_What you will do:_
Please return every line from the entries that has the string "this" in it.

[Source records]

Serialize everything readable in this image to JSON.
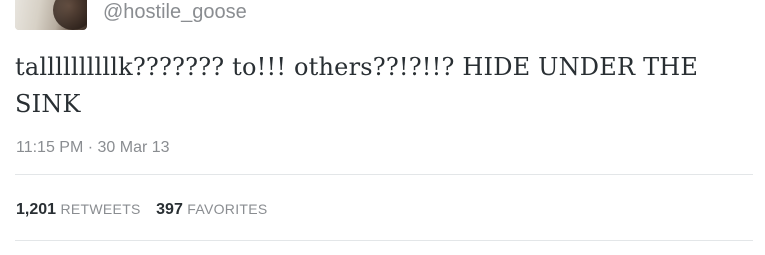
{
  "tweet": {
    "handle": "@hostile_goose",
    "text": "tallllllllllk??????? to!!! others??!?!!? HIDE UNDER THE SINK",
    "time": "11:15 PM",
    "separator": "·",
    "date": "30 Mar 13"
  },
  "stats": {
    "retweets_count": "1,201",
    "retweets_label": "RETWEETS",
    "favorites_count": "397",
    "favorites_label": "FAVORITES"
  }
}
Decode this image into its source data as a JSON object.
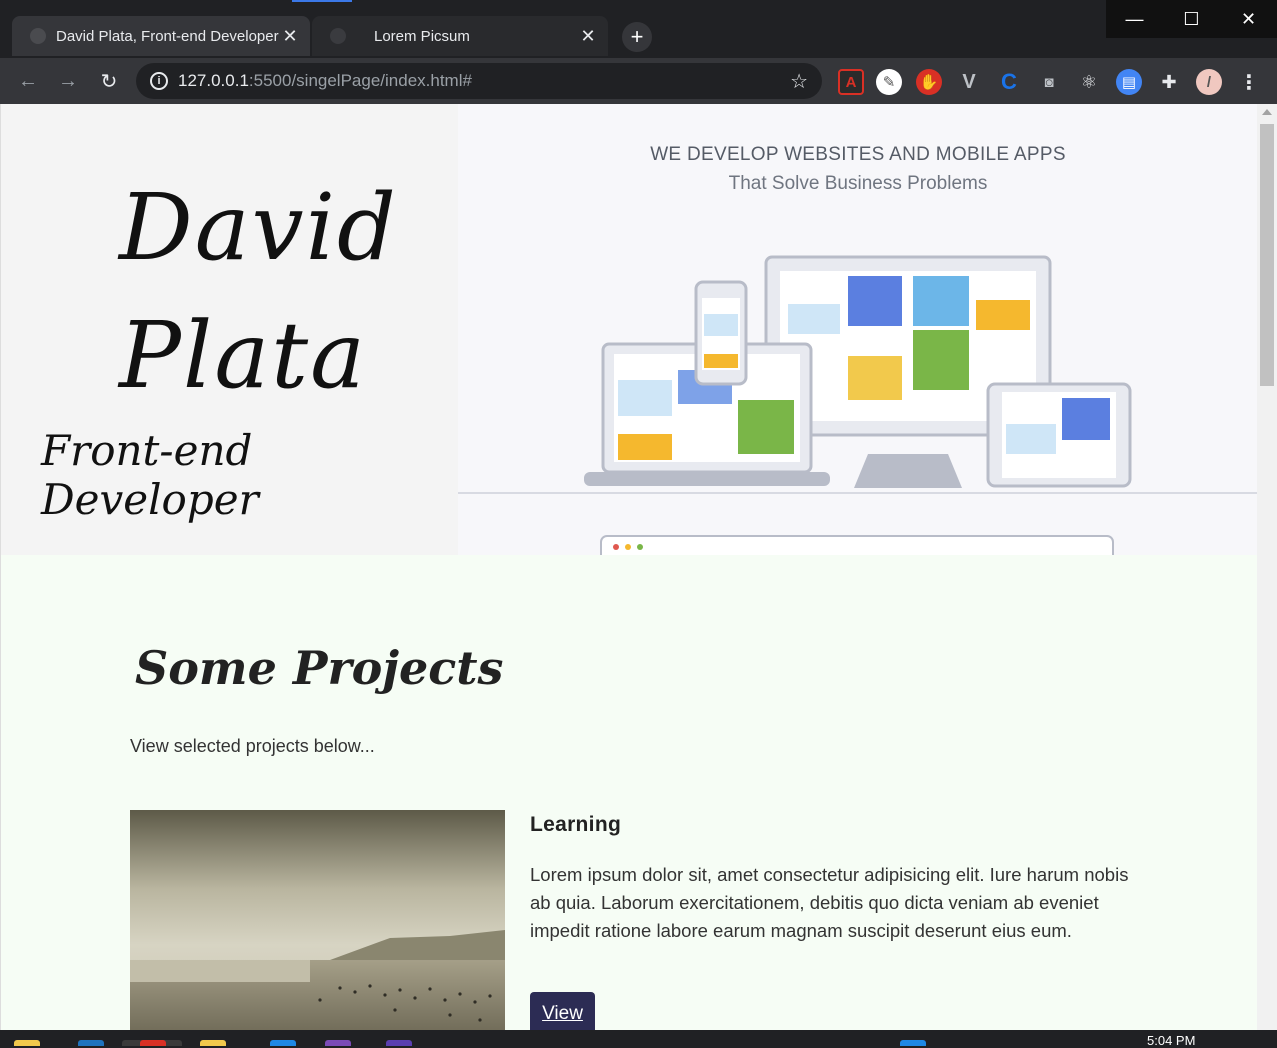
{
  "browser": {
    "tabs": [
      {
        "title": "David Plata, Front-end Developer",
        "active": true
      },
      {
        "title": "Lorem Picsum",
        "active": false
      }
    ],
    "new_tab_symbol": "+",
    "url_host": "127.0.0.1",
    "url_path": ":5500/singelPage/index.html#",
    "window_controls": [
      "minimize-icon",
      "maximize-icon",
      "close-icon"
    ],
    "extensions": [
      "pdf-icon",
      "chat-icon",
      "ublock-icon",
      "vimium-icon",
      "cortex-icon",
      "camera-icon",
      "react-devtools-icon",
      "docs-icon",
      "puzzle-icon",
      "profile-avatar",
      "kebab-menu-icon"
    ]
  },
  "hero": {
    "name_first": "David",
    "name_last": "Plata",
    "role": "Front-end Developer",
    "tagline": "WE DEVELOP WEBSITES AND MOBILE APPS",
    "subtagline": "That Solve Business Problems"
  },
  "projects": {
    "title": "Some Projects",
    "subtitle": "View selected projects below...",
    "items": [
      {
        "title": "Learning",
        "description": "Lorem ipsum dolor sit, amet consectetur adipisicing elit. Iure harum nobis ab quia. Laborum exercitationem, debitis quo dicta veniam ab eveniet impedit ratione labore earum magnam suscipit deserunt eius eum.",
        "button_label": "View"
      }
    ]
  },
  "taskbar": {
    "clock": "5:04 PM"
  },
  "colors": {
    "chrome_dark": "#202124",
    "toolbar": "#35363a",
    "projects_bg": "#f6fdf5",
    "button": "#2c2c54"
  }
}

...

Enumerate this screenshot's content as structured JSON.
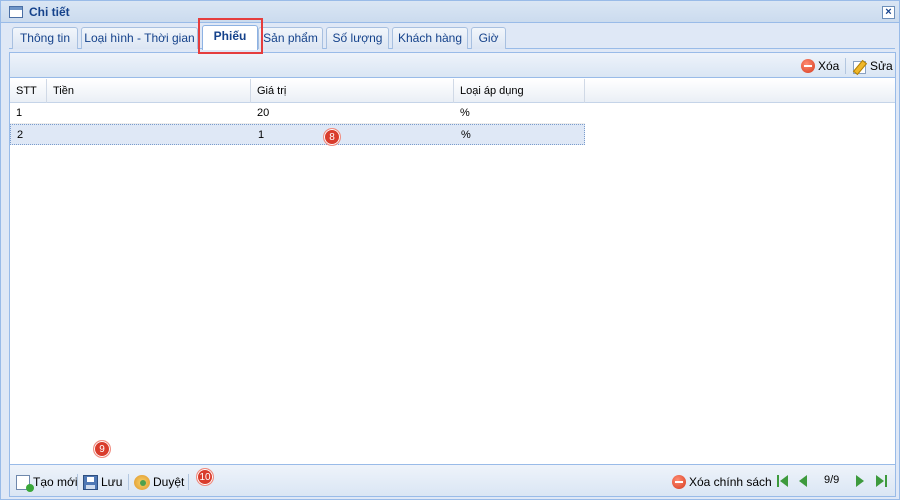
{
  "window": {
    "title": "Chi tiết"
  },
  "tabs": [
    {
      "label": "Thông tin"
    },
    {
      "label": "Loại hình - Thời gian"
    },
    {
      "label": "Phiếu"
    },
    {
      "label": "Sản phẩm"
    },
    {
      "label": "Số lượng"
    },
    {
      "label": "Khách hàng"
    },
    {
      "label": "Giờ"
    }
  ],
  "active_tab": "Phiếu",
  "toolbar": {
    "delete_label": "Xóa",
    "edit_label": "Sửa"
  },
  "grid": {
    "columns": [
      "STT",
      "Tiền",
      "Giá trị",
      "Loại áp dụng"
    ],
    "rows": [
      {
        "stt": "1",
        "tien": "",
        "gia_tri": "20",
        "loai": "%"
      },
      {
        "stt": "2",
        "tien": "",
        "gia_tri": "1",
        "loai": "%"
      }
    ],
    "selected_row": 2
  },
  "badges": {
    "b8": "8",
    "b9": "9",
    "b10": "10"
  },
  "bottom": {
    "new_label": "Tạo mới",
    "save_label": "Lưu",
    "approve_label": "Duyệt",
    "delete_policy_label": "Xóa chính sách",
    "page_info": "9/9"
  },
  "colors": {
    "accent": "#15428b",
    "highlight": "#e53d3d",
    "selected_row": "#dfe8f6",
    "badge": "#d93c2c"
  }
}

_Exercise response:_
Serialize everything readable in this image to JSON.
Decode this image into its source data as a JSON object.
Enumerate this screenshot's content as structured JSON.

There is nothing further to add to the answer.